As of 8/17/2018, there are 21 "Mallards" living at the Alumni Pond. About 8 seem to be domesticated in some way: One all-white Mallard, one all-grey Mallard, and the rest more closely resembling the average Mallard, only bigger. I only found 2 true Mallards (although one did have 7 chicks). The remaining two are likely some integrade/hybid betwixt the A. diazi and A. platyrhynchos. J. Gilb discovered a pure Mexican Duck at Knox Pond Apr 2018. A Domestic Mallard once appeared that seemingly had Pacific Black Duck genes.
When winter arrives, it will likely bring the wigeons. As many as 11 American Wigeons have been recorded on campus at once, although there are generally about 4 at one time. Interestingly, the campus wigeon population seems to not be very steady, varying hugely betwixt just a few days. There are generally 2 males that stay for the winter--the fluctuating numbers are pretty exclusively females.

The third most common Anatid is the Gadwall. Though 8 have been found at once in the Stadium Drainage Pond, the average is certainly one. There are 10 total records of Gadwalls on campus.
Winter always attracts the Canvasbacks. Feb-Apr 2017 brought 2 faithful Canvasbacks (male and female) and Jan-Mar 2018 brought one (female).

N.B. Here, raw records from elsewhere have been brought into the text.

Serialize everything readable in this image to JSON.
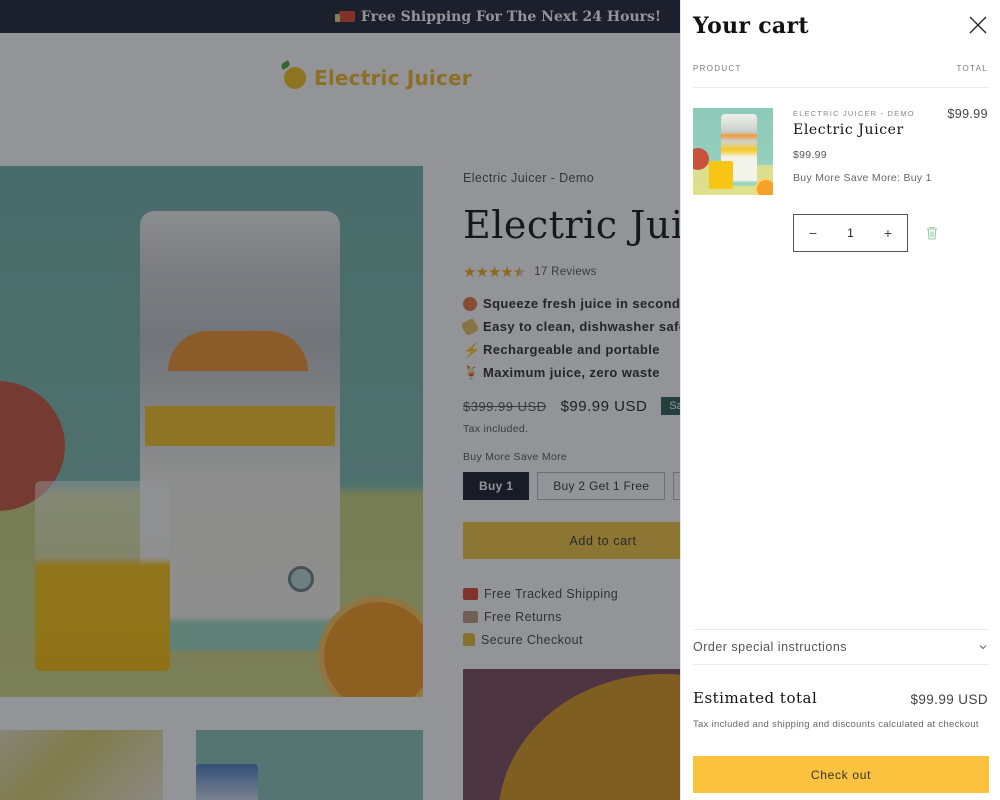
{
  "announcement": {
    "icon": "delivery-truck-icon",
    "text": "Free Shipping For The Next 24 Hours!"
  },
  "brand": {
    "logo_icon": "orange-fruit-icon",
    "name": "Electric Juicer",
    "color": "#f2b824"
  },
  "product": {
    "vendor": "Electric Juicer - Demo",
    "title": "Electric Juicer",
    "rating": 4.5,
    "rating_max": 5,
    "reviews_label": "17 Reviews",
    "features": [
      {
        "icon": "orange-icon",
        "text": "Squeeze fresh juice in seconds"
      },
      {
        "icon": "sponge-icon",
        "text": "Easy to clean, dishwasher safe"
      },
      {
        "icon": "lightning-icon",
        "text": "Rechargeable and portable"
      },
      {
        "icon": "tropical-drink-icon",
        "text": "Maximum juice, zero waste"
      }
    ],
    "compare_price": "$399.99 USD",
    "price": "$99.99 USD",
    "sale_badge": "Sale",
    "tax_note": "Tax included.",
    "bundle_label": "Buy More Save More",
    "variants": [
      {
        "label": "Buy 1",
        "selected": true
      },
      {
        "label": "Buy 2 Get 1 Free",
        "selected": false
      },
      {
        "label": "",
        "selected": false
      }
    ],
    "add_to_cart_label": "Add to cart",
    "trust_badges": [
      {
        "icon": "truck-icon",
        "text": "Free Tracked Shipping"
      },
      {
        "icon": "box-icon",
        "text": "Free Returns"
      },
      {
        "icon": "lock-icon",
        "text": "Secure Checkout"
      }
    ]
  },
  "cart": {
    "title": "Your cart",
    "close_icon": "close-icon",
    "columns": {
      "product": "PRODUCT",
      "total": "TOTAL"
    },
    "items": [
      {
        "vendor": "ELECTRIC JUICER - DEMO",
        "name": "Electric Juicer",
        "price": "$99.99",
        "option": "Buy More Save More: Buy 1",
        "quantity": "1",
        "line_total": "$99.99",
        "decrease_label": "−",
        "increase_label": "+"
      }
    ],
    "special_instructions_label": "Order special instructions",
    "estimated_total_label": "Estimated total",
    "estimated_total_value": "$99.99 USD",
    "tax_note": "Tax included and shipping and discounts calculated at checkout",
    "checkout_label": "Check out",
    "accent_color": "#fac23f"
  }
}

A Ring-necked Duck appeared on the Alumni Pond for a day in Nov 2017 (Also seen Jan 2016 by W. Egelhoff). A Lesser Scaup showed up similarly in Feb 2018. A Common Merganser came in May 2017. A pair of Blue-winged Teals were flushed from the drainage pond Apr 2017. C. Campbell reported 4 Canada Goose in Feb 2015.
A few final non-Anatid waterfowl ought to be noted as well. American Coots are rare but possible. Egelhoff reported one for much of December 2015 at both the Union Drainage Pond and the Alumni Pond (likely the same individual). Another Coot was found at the Alumni Pond from Jan-Apr 2018. Furthermore, a Pied-billed Grebe wintered from 2015-16 at the Alumni Pond (Egelhoff, et al.). It was also discovered Dec 2017 and stayed for an afternoon.

Lähetetty 18. elokuuta 2018 01:47 käyttäjältä tuftedparidae tuftedparidae | 0 kommenttia | Jätä kommentti